As I’ve previously mentioned, the movie is shown in English with Greek subtitles. We had a little issue when we saw The Magnificent Seven — all of the native American dialogue was subtitled in Greek, so we never figured out what they were saying. I thought surely we wouldn’t have that problem with a super hero flick. Except, turns out Wonder Woman speaks, like, 100 different languages, and she proceeds to do that in a few scenes. Guess we’ll just have to catch that on the Blu-ray, lol.

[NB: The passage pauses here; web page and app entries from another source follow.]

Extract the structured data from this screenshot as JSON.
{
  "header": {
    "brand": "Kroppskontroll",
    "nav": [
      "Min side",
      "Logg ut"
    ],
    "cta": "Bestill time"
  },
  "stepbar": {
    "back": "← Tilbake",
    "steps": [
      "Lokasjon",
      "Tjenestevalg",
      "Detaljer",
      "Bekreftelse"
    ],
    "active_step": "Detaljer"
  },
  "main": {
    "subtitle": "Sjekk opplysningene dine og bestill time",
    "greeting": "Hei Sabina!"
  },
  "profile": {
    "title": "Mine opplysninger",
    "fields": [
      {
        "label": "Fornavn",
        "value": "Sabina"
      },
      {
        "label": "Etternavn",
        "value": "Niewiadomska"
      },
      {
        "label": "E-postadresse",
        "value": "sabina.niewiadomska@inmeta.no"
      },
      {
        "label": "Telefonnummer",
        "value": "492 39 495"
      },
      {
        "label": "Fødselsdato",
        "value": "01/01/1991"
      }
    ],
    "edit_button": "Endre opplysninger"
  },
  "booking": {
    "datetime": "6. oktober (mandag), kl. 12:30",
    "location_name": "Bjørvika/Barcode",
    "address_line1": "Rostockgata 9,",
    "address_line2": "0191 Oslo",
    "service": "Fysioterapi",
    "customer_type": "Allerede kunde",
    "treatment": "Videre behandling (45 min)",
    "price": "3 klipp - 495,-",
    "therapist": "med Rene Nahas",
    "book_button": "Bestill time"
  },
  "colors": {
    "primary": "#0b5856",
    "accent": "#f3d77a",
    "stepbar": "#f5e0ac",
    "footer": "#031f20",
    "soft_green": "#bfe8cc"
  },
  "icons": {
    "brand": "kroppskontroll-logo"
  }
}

I enjoyed seeing ladies kicking butt on screen — the scenes in the Amazon were simply amazing, making me kind of tear up a little. I couldn’t really explain why. I wouldn’t have mentioned it, except later I read this was a common reaction. I doubt James was crying into his mozzarella sticks… in fact, I’m sure his reaction was more, “Look, boobies!” than, “Look at how far feminism has come!” But aside from what I call CGI video game fighting fatigue, and a bit of a ridiculous ending fight scene, we both totally dug the movie.